* [Exercise details]
From the entries provided below, copy each line that contains the word "Muhammad".

= = =

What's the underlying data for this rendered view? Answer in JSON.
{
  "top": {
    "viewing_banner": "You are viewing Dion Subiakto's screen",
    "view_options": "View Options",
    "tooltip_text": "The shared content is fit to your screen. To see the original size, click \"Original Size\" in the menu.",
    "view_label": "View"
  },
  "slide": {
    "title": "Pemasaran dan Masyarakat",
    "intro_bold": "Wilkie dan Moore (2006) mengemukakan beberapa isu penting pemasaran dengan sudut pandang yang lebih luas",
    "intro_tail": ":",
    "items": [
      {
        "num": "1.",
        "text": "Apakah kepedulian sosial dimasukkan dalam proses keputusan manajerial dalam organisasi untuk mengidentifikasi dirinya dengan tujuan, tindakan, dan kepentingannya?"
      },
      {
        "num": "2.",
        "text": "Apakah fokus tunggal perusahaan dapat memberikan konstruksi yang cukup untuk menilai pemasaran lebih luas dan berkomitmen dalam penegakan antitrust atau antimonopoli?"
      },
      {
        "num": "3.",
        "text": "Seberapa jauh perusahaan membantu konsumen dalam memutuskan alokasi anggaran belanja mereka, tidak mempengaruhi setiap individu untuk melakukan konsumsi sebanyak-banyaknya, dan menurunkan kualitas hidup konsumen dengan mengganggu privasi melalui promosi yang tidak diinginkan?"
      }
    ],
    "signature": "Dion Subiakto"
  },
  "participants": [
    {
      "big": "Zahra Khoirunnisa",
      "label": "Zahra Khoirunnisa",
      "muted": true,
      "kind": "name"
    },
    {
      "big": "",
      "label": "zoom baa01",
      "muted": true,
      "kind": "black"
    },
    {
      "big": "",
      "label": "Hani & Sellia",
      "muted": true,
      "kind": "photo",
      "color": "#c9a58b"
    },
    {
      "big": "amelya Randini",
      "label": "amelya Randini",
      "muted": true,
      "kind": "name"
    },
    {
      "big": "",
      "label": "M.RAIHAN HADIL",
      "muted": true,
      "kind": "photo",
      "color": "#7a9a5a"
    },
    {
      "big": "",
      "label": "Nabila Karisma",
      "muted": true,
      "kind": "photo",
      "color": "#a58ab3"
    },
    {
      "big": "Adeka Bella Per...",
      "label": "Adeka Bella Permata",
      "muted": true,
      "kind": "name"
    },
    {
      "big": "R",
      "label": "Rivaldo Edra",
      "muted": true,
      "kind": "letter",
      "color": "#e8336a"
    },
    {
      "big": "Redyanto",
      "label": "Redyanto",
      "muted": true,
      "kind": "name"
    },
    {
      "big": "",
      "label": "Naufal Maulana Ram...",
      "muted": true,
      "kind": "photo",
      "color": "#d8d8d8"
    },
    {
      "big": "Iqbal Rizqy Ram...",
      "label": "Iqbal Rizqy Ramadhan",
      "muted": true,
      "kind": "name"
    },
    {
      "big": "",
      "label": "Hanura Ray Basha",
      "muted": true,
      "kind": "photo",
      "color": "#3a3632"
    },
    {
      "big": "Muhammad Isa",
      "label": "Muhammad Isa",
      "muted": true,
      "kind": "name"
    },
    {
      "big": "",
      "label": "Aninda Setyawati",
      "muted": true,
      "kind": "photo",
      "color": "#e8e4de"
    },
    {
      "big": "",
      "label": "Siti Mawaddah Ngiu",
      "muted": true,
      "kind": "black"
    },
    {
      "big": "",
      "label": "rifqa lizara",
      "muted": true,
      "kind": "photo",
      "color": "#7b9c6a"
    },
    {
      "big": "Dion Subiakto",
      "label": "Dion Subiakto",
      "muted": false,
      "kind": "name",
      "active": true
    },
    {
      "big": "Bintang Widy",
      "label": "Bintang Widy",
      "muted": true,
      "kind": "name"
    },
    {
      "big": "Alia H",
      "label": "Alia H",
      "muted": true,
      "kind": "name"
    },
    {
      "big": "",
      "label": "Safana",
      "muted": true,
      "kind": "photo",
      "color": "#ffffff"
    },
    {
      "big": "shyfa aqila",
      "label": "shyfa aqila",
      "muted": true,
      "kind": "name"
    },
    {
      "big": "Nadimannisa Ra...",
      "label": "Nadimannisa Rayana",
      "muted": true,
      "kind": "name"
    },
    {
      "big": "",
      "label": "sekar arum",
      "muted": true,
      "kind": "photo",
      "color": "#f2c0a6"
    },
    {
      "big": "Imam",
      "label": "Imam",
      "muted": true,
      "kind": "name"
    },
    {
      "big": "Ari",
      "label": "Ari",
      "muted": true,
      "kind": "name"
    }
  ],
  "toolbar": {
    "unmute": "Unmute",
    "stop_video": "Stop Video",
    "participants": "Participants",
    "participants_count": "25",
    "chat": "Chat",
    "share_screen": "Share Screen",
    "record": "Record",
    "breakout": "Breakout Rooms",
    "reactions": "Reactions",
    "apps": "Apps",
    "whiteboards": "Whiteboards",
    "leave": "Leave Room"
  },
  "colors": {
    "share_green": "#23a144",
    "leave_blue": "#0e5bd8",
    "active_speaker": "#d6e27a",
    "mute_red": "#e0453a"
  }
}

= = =

* [Written solution]
      "big": "Muhammad Isa",
      "label": "Muhammad Isa",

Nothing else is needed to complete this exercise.